LIMA — Ruthie Spaulding, 85, was only 19 years old when she moved into her home at 645 W. Elm St. in 1947. She was proud to have her own home, and now shares the home with her 51-year-old daughter, Felecia.
She planned on living out the rest of her life in her home until a windstorm in June threatened that idea. The storm demolished parts of the roof, and ultimately the roof in her bedroom completely caved in.
While Spaulding was forced to relocate to a nursing home, she was able to make use of an assistance program through the city of Lima to have her roof repaired. It appeared her prayers had been answered, but shoddy craftsmanship has put Spaulding in the position of again having no home.
The roof has begun to leak, with several spots visible at first glance. Spaulding’s daughter pointed out four spots in the home where dampness has already caused damage. Felecia approached the City Council at an October meeting and asked them to again help because the work had not been completed correctly. However, the family received notice that the city would not return to repair the roof.
“It is a good program that gives people some help they need,” Councilman Derry Glenn said. “However, these projects are being given to the low bidder without recognition of their work. We need to hold these companies doing the work responsible for what they are doing.”
Glenn said the program is funded through Community Development Block Grants. He said many of the companies are just rushing in and doing the jobs without doing them correctly. When the council rejected the request to fix the damage, he said he took over the cause on his own and is now asking for community members to donate their time and materials to help finish the work correctly so Spaulding and her daughter can stay in their home.
“We aren’t looking for money,” Glenn said. “We are just looking for citizens that are interested in helping their neighbor. Anyone that can donate their time to help work, or materials to help fix it properly.”
Spaulding said the fear of losing her home has taken its spell on her at her age.
“It’s worried me a lot,” she said. “I had a sick spell here recently because of all the worrying causing me some stress.”
Felecia said Spaulding’s stress medication had to be increased because of the problem.
Glenn said one of his concerns is the waste of taxpayer funds.
“It is city funding that is doing this,” Glenn said. “A lot of people that have had projects like this completed at their homes are having the same problems. For now, we are asking for people to come out and show some community pride and help out.”

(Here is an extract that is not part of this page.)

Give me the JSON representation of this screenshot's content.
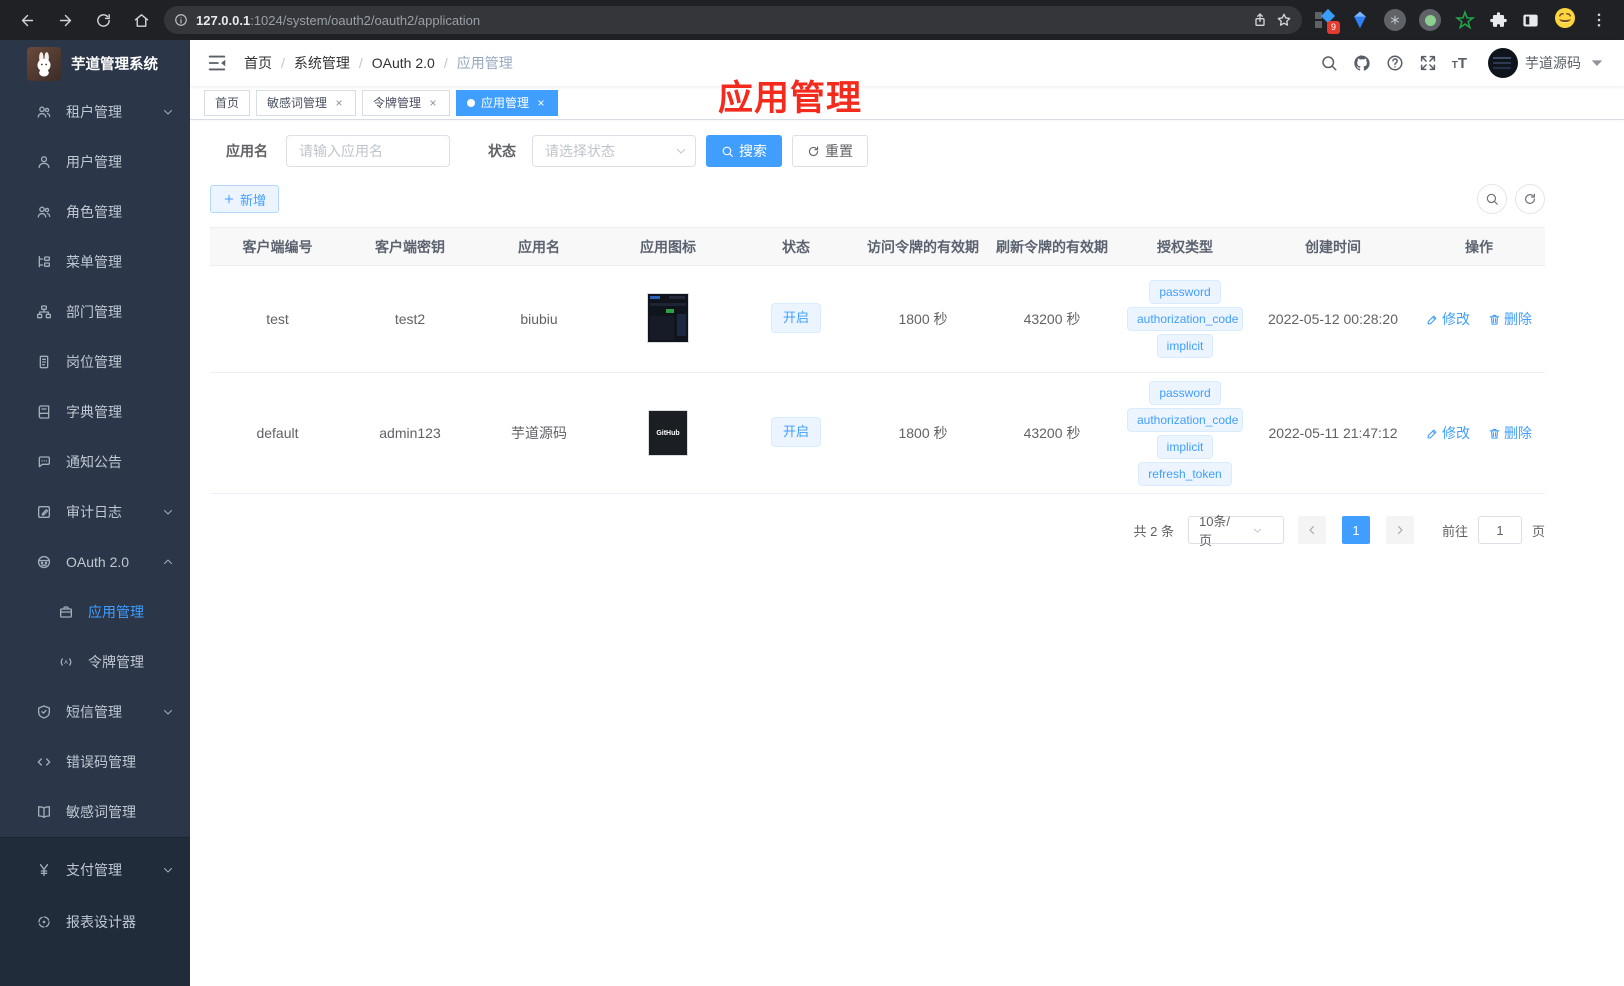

Anyone interested in helping out with rebuilding the roof can call 419-905-9572 or 419-347-5466.